## About this exercise
This exercise calls for every line of the listing below that contains the word "twins".

## Data section
______
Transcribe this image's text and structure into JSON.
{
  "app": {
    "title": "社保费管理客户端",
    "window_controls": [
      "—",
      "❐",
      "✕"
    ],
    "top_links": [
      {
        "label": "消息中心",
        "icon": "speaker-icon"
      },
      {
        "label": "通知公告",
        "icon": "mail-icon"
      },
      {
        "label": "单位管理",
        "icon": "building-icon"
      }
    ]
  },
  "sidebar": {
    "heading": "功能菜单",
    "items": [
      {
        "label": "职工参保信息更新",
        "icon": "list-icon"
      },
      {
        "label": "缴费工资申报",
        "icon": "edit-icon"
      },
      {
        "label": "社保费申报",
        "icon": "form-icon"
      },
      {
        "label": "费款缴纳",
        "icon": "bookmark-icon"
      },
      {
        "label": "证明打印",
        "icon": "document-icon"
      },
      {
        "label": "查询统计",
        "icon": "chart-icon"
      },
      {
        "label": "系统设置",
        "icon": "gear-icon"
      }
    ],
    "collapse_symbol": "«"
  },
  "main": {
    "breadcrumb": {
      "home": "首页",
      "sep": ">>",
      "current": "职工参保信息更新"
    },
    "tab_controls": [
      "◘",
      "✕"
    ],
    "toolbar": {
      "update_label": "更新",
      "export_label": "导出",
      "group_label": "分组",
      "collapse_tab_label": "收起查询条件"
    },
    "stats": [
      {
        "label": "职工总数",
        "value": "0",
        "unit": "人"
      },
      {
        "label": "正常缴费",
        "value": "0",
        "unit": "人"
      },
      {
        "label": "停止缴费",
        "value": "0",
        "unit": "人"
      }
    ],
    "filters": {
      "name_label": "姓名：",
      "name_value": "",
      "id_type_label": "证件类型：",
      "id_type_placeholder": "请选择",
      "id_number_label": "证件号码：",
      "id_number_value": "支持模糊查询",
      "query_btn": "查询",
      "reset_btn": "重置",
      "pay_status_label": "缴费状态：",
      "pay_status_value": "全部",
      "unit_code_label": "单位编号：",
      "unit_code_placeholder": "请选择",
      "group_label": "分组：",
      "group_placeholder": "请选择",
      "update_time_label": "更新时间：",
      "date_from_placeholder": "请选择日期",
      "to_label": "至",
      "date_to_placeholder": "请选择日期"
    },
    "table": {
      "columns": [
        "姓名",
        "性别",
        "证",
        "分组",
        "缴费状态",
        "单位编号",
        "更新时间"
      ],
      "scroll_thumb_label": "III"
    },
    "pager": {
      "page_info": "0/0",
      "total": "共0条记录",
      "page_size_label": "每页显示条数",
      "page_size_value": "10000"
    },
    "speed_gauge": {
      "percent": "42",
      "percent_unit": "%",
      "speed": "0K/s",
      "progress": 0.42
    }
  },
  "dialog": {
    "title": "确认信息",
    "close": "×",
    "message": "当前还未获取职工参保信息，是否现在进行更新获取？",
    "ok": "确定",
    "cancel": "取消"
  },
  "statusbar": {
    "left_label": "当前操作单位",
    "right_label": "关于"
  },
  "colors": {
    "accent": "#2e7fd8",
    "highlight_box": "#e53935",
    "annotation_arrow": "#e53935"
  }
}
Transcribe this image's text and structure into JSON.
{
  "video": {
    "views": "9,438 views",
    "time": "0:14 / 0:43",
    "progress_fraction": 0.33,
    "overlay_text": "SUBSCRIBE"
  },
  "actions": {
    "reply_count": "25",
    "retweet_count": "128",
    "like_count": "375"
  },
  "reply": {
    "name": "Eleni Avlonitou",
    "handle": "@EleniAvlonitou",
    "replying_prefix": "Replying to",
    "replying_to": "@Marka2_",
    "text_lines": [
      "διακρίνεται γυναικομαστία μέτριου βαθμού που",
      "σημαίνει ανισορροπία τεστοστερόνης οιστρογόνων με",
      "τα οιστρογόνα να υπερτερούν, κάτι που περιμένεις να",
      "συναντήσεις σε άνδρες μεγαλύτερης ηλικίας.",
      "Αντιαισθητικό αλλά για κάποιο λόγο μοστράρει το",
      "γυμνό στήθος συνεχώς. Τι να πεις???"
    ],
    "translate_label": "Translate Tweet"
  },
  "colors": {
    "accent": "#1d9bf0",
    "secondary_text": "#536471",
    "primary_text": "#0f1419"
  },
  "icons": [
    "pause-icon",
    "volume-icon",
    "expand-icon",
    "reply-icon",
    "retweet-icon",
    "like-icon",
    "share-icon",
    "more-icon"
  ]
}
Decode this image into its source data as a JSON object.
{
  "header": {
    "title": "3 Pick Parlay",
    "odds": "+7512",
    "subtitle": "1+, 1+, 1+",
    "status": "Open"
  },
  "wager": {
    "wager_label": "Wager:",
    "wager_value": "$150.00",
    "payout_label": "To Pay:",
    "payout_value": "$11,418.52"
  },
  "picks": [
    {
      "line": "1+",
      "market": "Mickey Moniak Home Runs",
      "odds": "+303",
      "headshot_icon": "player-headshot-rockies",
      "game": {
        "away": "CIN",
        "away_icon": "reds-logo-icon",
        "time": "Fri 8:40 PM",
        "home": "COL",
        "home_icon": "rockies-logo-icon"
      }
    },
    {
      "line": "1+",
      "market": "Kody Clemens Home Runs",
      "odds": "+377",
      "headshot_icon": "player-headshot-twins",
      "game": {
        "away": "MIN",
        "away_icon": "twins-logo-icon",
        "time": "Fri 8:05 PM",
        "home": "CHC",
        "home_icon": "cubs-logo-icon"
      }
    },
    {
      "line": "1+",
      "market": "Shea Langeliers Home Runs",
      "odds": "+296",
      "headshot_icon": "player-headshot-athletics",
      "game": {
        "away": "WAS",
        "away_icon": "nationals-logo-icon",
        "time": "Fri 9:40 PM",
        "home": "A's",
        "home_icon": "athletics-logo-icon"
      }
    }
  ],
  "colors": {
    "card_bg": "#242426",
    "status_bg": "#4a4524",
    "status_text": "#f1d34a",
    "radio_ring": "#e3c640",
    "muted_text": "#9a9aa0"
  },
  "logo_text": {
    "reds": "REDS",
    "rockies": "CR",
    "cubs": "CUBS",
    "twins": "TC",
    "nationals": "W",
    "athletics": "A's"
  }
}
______
## Completed exercise
      "headshot_icon": "player-headshot-twins",
        "away_icon": "twins-logo-icon",
    "twins": "TC",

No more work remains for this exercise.